In his 1935 poem, “Let America Be America Again,” Langston Hughes lists all the ways and all the people America has failed, but maintains hope that one day, the nation will make good on its promise to make everyone free and equal.
On November 2, less than a week before the most divisive election in modern memory, the Elma Lewis Center for Civic Engagement brought together a group of activists, educators, and community members to talk about what they hope “America Will Be.” The event, part of the Center’s #EmersonVotes initiative, was inspired by Hughes’s poem and the work of Elma Lewis ’43, a performer and educator who spent her life bringing art and opportunity to black children in Boston.
“In the spirit of Ms. Lewis, we’re bringing folks together for a conversation about the critical issues of the day,” said Elma Lewis Center Executive Director Judy Pryor-Ramirez, who moderated the panel.
Panelist Dr. Nettrice Gaskins, director of the STEAM Lab at the Boston Arts Academy (BAA), said that as one of few women of color in her field, she has run into opposition and skepticism throughout her career, but she was “born a rebel” and uses that to push forward with her work.
At BAA, an inclusive Boston public school, the STEAM Lab integrates art with STEM fields (science, technology, engineering, and math). When she first came to the school, none of the students had heard of President Obama’s Nation of Makers initiative, which empowers students to “create, innovate, tinker, and make their ideas and solutions into reality” through expanded resources.
Now, “by the time they’re graduating, not only will they have heard of [Nation of Makers], they will be making,” Gaskins said.
Similarly, through Press Pass TV (PPTV), panelist Darius Watford is enabling young people in low-income neighborhoods to express what’s important to them, empowering them to think critically about the media.
“There are things that are going on in the media that don’t necessarily speak the truth,” said Watford, who himself participated in PPTV when he was younger. “We’re building up these local journalists to tell the truth and making them media literate.”
Voices for All
Heather Watkins ’97, a disability advocate who has muscular dystrophy and a writer who created the Slow Walkers See More blog, works to advocate for people with disabilities and to “amplify our voices and raise our profiles.”
“Making people see disability as something to be socially accepted and not this big indictment,” she said. “A lot of the opposition I come up against is making people understand that disability is a lot larger than they ever thought about.”

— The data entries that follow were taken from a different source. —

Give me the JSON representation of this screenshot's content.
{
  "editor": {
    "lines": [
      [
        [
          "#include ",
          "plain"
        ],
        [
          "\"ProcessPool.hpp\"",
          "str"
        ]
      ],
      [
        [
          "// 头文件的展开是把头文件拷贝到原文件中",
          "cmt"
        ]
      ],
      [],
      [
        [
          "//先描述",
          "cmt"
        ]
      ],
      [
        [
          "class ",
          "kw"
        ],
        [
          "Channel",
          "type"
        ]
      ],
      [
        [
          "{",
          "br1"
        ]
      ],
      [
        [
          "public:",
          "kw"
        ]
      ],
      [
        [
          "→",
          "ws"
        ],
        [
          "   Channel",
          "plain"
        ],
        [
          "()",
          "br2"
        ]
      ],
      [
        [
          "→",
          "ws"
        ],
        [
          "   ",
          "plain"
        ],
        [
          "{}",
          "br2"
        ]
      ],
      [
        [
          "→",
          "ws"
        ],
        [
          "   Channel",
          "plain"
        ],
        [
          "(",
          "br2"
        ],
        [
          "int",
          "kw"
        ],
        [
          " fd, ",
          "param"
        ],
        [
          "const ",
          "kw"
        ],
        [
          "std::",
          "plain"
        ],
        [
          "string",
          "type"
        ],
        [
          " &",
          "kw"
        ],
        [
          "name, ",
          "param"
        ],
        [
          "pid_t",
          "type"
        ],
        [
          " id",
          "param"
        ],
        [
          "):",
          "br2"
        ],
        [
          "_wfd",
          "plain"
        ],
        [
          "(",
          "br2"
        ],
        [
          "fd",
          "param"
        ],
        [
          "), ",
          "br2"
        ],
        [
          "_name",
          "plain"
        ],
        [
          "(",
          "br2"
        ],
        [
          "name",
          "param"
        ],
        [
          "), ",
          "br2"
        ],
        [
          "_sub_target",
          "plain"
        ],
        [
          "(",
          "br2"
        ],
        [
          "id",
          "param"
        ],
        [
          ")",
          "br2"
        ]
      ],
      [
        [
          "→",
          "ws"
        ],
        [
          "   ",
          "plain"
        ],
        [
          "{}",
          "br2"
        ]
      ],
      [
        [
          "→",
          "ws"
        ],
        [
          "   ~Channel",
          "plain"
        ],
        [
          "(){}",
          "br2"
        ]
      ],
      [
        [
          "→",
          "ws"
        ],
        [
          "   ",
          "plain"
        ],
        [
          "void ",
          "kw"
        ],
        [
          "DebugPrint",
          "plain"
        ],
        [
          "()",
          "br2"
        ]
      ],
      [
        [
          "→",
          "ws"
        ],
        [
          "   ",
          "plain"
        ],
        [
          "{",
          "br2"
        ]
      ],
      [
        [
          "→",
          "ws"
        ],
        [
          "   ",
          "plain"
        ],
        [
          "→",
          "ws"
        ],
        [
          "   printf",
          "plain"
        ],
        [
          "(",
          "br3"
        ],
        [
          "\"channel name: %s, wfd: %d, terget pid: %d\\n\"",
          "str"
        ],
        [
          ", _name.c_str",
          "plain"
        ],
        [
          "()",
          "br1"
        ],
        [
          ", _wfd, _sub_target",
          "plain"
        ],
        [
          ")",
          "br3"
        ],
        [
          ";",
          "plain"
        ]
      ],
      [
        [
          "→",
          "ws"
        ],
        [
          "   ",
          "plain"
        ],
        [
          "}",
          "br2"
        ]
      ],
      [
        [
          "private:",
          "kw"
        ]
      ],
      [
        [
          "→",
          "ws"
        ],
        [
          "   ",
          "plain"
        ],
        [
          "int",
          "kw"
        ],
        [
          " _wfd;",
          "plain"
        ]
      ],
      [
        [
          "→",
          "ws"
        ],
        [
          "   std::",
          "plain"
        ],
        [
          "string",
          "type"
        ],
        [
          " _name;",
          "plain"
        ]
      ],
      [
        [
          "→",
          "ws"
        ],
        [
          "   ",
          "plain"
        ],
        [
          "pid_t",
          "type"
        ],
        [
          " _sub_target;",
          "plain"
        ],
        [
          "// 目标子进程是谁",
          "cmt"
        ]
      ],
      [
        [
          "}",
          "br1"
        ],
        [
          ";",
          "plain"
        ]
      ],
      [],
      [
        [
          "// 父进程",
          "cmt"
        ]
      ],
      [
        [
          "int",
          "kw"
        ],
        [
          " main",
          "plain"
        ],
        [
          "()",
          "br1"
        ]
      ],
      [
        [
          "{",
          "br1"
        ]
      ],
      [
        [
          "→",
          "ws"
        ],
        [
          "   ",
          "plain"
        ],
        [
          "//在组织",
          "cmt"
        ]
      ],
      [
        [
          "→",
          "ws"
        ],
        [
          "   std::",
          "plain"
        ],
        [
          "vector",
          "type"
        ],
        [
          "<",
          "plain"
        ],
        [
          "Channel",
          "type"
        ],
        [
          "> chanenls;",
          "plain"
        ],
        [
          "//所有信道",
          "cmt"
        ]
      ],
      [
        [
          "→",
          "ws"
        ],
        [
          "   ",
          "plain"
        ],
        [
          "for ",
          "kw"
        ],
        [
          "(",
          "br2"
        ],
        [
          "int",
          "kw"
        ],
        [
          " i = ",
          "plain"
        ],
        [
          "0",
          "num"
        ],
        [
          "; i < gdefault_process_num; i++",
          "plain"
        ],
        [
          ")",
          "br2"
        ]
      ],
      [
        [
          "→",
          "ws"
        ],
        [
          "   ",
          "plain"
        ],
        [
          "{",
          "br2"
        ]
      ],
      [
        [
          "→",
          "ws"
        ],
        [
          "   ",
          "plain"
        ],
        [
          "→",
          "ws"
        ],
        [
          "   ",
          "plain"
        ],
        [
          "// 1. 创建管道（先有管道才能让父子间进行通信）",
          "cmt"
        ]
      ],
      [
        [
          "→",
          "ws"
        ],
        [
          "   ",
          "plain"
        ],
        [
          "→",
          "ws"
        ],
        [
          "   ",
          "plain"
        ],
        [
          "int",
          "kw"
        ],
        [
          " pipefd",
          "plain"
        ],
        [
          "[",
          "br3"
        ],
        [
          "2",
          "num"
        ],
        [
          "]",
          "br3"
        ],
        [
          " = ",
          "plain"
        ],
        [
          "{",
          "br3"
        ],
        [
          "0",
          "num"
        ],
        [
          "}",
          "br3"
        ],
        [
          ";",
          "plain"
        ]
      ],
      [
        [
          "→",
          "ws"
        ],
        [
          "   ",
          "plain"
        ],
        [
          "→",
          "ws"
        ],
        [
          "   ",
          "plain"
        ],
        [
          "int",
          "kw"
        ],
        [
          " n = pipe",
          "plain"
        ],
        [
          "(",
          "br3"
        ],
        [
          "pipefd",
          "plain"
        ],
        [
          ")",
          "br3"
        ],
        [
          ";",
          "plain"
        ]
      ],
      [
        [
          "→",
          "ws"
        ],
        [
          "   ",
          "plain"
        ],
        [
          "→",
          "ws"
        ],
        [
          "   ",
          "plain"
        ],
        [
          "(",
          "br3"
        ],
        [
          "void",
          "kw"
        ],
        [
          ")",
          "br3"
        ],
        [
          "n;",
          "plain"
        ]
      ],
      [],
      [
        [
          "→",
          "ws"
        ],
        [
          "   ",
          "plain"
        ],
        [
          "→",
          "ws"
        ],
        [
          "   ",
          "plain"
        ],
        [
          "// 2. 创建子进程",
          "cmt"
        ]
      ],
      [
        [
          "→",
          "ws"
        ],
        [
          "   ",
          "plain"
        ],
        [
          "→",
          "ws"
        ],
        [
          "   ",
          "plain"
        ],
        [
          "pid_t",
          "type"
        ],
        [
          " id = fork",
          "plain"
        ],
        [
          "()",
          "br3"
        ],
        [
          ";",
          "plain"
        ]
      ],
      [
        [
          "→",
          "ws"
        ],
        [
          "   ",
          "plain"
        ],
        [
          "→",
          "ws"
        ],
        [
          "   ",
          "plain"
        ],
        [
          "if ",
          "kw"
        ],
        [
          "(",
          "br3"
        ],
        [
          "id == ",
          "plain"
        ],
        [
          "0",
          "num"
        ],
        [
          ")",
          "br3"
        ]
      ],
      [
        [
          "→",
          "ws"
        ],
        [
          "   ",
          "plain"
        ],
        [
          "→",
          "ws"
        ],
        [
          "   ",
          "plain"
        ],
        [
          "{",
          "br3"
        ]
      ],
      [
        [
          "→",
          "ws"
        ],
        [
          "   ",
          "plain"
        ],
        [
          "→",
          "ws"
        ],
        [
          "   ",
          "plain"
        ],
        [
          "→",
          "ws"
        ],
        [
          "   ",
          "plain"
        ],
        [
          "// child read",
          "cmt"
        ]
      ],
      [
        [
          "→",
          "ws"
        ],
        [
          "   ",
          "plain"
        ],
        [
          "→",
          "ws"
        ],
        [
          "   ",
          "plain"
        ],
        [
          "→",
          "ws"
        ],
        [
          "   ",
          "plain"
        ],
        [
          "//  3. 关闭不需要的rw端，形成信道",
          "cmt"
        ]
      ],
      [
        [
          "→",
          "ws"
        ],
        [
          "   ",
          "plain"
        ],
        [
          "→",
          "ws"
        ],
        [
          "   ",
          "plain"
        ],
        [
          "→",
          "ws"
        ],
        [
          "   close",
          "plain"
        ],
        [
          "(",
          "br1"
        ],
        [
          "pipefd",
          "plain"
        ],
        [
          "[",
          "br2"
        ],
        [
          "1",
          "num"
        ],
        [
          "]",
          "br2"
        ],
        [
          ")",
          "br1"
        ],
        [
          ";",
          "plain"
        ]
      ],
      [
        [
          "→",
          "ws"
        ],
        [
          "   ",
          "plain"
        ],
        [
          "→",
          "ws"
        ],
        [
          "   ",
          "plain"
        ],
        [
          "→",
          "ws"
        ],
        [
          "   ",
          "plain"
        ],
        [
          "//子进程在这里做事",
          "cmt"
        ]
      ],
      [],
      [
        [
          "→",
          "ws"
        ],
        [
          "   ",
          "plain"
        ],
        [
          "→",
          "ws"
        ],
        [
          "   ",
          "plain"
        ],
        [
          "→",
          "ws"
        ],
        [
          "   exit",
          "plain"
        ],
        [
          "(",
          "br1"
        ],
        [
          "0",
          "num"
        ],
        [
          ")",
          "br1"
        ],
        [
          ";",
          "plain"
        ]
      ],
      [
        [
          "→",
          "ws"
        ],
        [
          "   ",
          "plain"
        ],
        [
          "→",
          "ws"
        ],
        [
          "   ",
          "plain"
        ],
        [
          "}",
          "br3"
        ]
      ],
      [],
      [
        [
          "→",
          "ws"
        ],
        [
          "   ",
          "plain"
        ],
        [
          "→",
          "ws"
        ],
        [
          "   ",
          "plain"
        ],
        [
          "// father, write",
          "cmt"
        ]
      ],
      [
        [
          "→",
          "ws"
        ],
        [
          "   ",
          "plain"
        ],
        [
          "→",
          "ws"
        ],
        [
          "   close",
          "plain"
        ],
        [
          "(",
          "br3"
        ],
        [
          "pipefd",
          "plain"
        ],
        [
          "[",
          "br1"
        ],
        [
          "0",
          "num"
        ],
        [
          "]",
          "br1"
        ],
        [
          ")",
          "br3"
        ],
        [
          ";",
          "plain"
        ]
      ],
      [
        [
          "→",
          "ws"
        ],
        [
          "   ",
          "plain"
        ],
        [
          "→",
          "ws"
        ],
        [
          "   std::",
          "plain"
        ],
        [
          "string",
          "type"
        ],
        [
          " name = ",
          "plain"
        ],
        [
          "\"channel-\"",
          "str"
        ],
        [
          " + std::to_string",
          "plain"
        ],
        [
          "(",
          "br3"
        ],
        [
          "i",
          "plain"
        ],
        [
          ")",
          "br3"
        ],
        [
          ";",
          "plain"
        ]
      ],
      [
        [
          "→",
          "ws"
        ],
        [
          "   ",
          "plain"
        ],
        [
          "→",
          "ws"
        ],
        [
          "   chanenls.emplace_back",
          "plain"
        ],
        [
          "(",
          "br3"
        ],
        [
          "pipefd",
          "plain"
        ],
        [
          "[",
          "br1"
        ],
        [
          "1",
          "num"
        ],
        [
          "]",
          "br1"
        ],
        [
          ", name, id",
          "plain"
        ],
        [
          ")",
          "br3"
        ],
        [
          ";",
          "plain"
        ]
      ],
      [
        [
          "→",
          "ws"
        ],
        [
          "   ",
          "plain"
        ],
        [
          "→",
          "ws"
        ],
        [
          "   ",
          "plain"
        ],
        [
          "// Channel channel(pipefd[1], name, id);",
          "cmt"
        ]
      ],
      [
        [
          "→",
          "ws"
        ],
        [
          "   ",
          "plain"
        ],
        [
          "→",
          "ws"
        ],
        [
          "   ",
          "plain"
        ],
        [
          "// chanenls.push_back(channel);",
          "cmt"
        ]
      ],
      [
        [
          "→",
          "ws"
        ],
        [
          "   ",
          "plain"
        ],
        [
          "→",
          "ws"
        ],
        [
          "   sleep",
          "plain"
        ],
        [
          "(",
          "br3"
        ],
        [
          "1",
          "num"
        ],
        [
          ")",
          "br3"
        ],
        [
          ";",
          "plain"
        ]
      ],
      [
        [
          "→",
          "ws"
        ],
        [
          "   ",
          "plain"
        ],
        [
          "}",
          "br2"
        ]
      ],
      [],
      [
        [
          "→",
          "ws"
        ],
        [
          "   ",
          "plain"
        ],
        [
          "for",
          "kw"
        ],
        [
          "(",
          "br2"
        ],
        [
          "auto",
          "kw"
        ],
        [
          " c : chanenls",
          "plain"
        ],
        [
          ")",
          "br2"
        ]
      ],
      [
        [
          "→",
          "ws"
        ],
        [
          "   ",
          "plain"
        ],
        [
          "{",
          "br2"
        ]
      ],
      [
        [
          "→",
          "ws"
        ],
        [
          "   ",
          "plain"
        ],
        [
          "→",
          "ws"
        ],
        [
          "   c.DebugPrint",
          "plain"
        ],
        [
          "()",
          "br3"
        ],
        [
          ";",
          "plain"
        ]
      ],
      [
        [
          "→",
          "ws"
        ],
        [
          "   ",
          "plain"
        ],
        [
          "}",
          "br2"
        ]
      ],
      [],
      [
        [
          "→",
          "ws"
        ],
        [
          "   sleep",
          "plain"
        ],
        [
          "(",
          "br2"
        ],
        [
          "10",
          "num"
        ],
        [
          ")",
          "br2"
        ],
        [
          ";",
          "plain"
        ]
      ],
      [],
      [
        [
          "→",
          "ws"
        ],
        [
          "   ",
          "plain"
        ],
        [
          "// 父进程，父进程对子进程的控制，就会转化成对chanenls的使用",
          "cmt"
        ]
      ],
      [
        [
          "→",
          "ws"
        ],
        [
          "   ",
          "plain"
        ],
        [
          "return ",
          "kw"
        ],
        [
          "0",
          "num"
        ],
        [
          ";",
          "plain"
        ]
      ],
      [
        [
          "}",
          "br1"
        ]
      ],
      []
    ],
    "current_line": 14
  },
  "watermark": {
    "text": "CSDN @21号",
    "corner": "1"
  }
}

For example, communities love to encourage people to “shop local,” she said, but local businesses often are inaccessible, forcing people with disabilities to shop online or at big box chains.
Sometimes, people refuse to acknowledge or comprehend that a person even has a disability, she said. But through her writing, Watkins said, she now has exposure to so many other advocates.
“That, for me, has really lifted the cap off my own potential and how I see myself…I am now able to inform public policy because of that,” she said.
Pryor-Ramirez wrapped things up by asking the panelists—and the audience—to fill in the blank: “America will be…”
“Inclusive of all abilities and accessible to all persons,” said Watkins.
“Progressive,” said Watford, explaining that we will need “to acknowledge we do live in a good nation and we’re blessed to have the rights and opportunities that we do in America, but acknowledge that we have faults that are built in systematically and socially that we still have to address.”
“Equitable,” said Gaskins. “Having an equal society means we’re thinking about who’s not in the room. And we’re thinking about who’s represented.”
Vice President for Diversity and Inclusion Sylvia Spears, who was in the audience, asked the panel, “How do we hold on to hope in a time when it feels so much is hopeless?”
Watson said it was important to “find power in a community” and reach out to those around you.
But Watkins sees a problem with the way we communicate (or don’t) with each other.
“People are listening to reply, but they’re not listening to understand,” she said.
There was optimism in the audience, however.
Sharon Dunn, professor emerita at Massachusetts College of Art and Design and coordinator of the school’s low-residency MFA program, said she thinks the country is on the verge of a positive transformation, thanks largely to millennials who seem more connected and motivated to change than previous generations. “I tell my art students, ‘This is the generation I’ve been waiting for,’” Dunn said.
Sabrina Saint-Louis, a student at Bunker Hill Community College, said we shouldn’t get discouraged. “We all know there’s a problem, and we all know that we need to do something,” Saint-Louis said. “We’re not sure what we need to do, but we know that we have to initiate it.”